For abbreviations of museums and other public collections holding Fiene prints, click here. Other abbreviations that appear in the catalogue are as follows:
AAA=Associated American Artists
AAG=American Artists Group
COA=Certificate of Authenticity, a document accompanying an impression of a print, issued by a publisher and given to a buyer.
FQOCRP=Fiene Quintanilla Online Catalogue Raisonné Project
HC=not for sale (hors commerce, French for outside of commerce), commonly referring to prints outside of an edition; e.g. artists proofs are hors commerce.
Imp=impressit, Latin for "he or she printed it." (When the "Imp" follows the artist's signature, it means the artist also printed the impression.)
l.c.=lower center [just below image]; l.l. =lower left; l.r.=lower right; l.b.l.=lower bottom [of sheet] left; l.b.c.= lower bottom center; l.b.r.=lower bottom right
ndk=no date known
SAAA= Smithsonian Archives of American Art
(The list of abbreviations is in the process of being expanded.)
The main method of navigating this site is via the hyperlink, a coded piece of text or a coded image that when clicked with the mouse transports the user to a different place on the site (intrasite link) or to somewhere else on the internet (extrasite link).
The great majority of links within the Fiene Quintanilla Online Catalogue Raisonné Project (FQOCRP) site are intrasite links--links that take the user to another place on this site.

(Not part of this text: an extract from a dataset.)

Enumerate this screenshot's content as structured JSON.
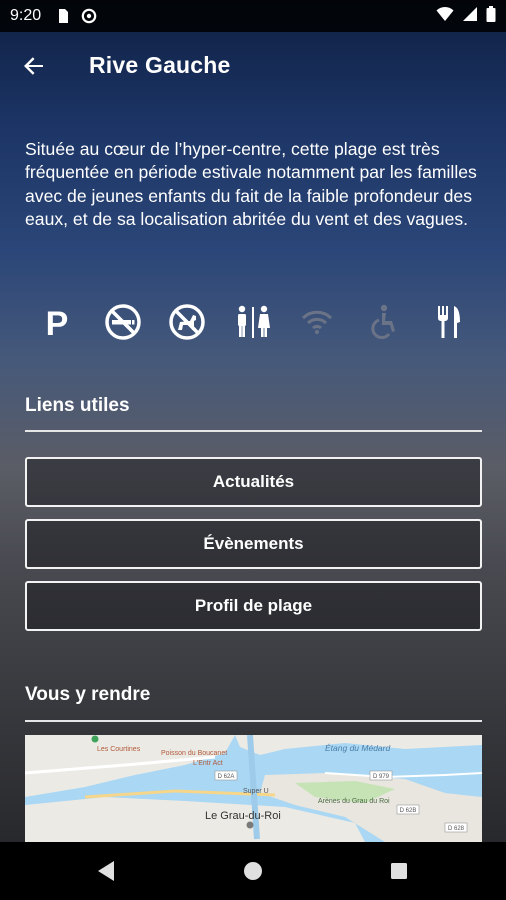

Clicking any thumbnail or any title of a Fiene print will take the user to the Full Entry page for that print. Clicking the main image within the Full Entry page for any print will enlarge it once more. (To return to the main entry for a print from this last enlargement, your browser's back button must be clicked.)
The left column of every page of the Fiene catalogue contains a menu of links that will take the user to every other section of the catalogue as well as to pages that are part of the FQOCRP section of the site, such as the Home Page, the About FQOCRP page, Contact Us page, Glossary, etc. The home page will eventually contain links to other catalogues raisonné to be included in the Project. This left hand column menu is "navigation central" for the site. Click here to return to the top of the page and view this menu.
At the top of each Full Entry page, is a series of links (First Entry || Previous Entry || Next Entry || Final Entry) designed to allow the user to move chronologically through the catalogue Full Entry by Full Entry or at any time go to the beginning or end of the chronological catalogue. Click here to see an example of these links on an entry page.
The objective of the system of links is to facilitate movement around the site in the most efficient and effective way possible. All intrasite links produce their destinations in the same window where the link appeared. All extrasite links--links that take the user to another site on the internet-- produce their destination in a new window that must be closed or minimized in order to return to the previous page of the catalogue. Most extrasite links appear on the Public Collections page where the name of each museum or other public collection is linked to its website.